» **WORK TASK**: Which of the lines below contain the string "this"? Pull each one out of the data.
++++ MATERIAL SUPPLIED ++++
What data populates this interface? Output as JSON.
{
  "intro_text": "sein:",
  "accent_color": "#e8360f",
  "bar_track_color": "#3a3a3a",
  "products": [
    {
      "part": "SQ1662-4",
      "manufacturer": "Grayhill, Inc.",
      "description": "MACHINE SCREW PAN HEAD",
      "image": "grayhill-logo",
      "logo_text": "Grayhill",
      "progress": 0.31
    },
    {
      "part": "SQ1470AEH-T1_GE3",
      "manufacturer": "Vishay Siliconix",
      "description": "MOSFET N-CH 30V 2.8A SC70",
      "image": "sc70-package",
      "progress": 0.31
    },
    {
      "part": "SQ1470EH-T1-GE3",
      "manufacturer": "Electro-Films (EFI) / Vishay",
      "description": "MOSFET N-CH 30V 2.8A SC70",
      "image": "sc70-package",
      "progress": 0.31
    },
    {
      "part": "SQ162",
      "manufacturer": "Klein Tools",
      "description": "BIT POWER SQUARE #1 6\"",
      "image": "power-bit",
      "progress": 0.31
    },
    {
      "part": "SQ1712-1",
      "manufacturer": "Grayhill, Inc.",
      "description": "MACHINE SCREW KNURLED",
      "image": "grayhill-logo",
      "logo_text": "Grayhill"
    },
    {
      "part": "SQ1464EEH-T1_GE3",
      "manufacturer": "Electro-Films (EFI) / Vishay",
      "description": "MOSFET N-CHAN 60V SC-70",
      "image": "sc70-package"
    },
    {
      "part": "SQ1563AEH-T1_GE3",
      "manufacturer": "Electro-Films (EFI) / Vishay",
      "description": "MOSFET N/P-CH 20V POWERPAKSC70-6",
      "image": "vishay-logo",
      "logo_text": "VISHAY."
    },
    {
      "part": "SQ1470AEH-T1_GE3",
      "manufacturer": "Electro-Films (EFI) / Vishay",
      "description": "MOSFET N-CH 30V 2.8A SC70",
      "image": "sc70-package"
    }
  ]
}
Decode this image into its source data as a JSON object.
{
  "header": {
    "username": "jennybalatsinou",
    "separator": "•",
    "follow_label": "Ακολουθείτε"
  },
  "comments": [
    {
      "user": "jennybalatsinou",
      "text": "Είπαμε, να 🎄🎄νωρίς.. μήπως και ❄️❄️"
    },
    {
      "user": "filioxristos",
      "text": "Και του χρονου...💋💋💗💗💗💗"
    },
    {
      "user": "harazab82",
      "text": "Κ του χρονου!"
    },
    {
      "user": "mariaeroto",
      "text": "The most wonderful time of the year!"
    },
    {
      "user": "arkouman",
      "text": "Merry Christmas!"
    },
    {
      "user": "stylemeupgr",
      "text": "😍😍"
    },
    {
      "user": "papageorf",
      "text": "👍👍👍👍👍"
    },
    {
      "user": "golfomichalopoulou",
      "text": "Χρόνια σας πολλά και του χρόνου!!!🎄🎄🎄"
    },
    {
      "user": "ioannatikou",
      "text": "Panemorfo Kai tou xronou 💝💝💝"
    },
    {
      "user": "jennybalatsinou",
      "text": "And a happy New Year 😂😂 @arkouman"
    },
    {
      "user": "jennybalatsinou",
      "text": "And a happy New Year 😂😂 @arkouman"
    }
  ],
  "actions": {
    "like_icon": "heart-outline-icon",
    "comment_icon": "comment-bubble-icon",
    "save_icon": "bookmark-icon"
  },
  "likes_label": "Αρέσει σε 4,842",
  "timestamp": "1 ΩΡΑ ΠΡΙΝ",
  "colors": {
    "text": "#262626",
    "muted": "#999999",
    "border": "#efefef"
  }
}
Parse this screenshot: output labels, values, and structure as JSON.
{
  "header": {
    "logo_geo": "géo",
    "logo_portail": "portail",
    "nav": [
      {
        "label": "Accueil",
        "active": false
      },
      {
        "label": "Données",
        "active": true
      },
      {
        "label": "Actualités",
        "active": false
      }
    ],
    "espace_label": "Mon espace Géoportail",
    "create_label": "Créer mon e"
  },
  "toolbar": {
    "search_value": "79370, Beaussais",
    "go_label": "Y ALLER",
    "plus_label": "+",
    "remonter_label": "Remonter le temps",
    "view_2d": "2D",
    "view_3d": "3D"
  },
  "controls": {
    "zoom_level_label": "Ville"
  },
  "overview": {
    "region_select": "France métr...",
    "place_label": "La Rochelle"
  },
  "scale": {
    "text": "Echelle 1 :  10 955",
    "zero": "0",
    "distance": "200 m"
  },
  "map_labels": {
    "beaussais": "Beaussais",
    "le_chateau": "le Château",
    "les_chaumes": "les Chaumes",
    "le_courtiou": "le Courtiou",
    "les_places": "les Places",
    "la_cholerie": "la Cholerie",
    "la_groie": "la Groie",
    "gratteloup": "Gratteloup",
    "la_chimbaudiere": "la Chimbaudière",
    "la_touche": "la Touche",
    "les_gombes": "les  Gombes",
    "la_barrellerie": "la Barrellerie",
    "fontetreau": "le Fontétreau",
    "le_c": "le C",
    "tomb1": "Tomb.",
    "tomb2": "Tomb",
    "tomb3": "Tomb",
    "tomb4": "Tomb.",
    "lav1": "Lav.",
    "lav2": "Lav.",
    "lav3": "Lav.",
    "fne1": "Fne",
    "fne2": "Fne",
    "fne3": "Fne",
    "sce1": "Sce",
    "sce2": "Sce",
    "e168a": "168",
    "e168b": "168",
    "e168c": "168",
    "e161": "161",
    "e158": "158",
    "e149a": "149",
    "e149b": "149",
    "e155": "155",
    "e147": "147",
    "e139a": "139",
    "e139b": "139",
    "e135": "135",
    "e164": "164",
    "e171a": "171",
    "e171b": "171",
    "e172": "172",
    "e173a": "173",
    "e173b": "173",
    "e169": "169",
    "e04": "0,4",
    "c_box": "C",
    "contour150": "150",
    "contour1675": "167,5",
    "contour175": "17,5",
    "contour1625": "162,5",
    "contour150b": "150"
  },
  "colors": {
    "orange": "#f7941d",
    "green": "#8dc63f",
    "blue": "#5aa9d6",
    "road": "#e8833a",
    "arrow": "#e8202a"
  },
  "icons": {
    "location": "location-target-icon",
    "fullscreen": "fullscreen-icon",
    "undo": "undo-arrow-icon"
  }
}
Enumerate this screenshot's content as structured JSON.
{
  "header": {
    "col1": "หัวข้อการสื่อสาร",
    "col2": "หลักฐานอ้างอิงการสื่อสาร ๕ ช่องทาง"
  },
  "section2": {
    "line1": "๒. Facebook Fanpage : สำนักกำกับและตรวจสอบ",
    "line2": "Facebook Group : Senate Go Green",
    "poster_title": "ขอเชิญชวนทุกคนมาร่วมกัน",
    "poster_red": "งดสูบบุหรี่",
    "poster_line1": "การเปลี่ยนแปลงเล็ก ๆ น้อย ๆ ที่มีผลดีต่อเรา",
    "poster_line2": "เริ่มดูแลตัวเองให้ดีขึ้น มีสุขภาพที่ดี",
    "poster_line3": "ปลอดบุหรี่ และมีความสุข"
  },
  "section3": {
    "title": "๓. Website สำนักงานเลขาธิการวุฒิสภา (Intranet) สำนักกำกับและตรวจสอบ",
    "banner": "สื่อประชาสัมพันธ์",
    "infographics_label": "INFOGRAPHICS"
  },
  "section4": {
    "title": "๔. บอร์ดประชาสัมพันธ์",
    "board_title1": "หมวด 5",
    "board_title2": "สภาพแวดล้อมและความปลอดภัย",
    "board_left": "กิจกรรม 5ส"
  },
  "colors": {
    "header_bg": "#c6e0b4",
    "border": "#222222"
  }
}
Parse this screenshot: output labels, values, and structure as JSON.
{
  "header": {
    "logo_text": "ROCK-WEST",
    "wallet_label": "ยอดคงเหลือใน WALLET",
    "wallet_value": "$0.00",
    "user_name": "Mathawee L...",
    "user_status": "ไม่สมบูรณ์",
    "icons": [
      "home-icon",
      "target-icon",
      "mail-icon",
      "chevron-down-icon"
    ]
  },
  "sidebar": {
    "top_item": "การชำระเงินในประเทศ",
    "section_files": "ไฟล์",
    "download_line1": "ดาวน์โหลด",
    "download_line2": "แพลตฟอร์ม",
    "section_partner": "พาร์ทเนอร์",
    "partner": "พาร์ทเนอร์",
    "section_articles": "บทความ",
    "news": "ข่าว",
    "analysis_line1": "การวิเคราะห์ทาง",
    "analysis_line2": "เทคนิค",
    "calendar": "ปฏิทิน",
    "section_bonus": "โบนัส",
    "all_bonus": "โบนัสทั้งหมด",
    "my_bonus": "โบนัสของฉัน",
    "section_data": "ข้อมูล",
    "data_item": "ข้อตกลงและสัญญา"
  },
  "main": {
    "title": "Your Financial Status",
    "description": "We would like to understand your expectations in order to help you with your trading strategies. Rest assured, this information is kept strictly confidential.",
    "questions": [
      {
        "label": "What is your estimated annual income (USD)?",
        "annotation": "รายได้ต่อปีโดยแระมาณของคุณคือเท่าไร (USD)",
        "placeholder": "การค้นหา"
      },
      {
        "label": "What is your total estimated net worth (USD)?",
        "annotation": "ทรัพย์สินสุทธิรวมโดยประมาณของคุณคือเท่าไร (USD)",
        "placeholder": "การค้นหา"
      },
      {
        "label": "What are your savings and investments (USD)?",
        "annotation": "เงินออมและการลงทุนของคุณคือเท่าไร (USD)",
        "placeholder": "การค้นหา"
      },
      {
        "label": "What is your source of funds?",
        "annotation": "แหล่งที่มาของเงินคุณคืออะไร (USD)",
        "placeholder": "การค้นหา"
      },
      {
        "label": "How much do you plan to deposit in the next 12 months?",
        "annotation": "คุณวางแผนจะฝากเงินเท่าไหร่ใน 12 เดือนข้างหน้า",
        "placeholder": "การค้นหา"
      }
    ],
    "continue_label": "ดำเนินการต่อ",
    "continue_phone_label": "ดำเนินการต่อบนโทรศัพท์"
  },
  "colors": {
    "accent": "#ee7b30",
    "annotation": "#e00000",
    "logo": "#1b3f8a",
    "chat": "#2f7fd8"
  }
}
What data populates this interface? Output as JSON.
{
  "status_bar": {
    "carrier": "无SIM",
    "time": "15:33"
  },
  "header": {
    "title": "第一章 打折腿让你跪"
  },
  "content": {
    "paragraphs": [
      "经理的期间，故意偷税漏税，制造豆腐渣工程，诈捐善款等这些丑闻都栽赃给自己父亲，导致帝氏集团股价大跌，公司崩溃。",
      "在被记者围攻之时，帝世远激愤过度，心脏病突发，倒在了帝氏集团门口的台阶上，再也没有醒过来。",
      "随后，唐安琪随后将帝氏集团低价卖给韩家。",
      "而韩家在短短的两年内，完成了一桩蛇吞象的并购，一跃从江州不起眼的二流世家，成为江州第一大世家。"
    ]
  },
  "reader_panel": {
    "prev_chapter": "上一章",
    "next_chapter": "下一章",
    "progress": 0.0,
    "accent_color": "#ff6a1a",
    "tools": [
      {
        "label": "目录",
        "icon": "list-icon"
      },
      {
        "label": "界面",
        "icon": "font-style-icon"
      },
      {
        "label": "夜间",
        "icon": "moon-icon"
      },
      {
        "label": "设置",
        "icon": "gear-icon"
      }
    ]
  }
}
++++
» **RESPONSE BELOW**:
What data populates this interface? Output as JSON.
Decode this image into its source data as a JSON object.
Parse this screenshot: output labels, values, and structure as JSON.
Enumerate this screenshot's content as structured JSON.
Parse this screenshot: output labels, values, and structure as JSON.
    "description": "We would like to understand your expectations in order to help you with your trading strategies. Rest assured, this information is kept strictly confidential.",
What data populates this interface? Output as JSON.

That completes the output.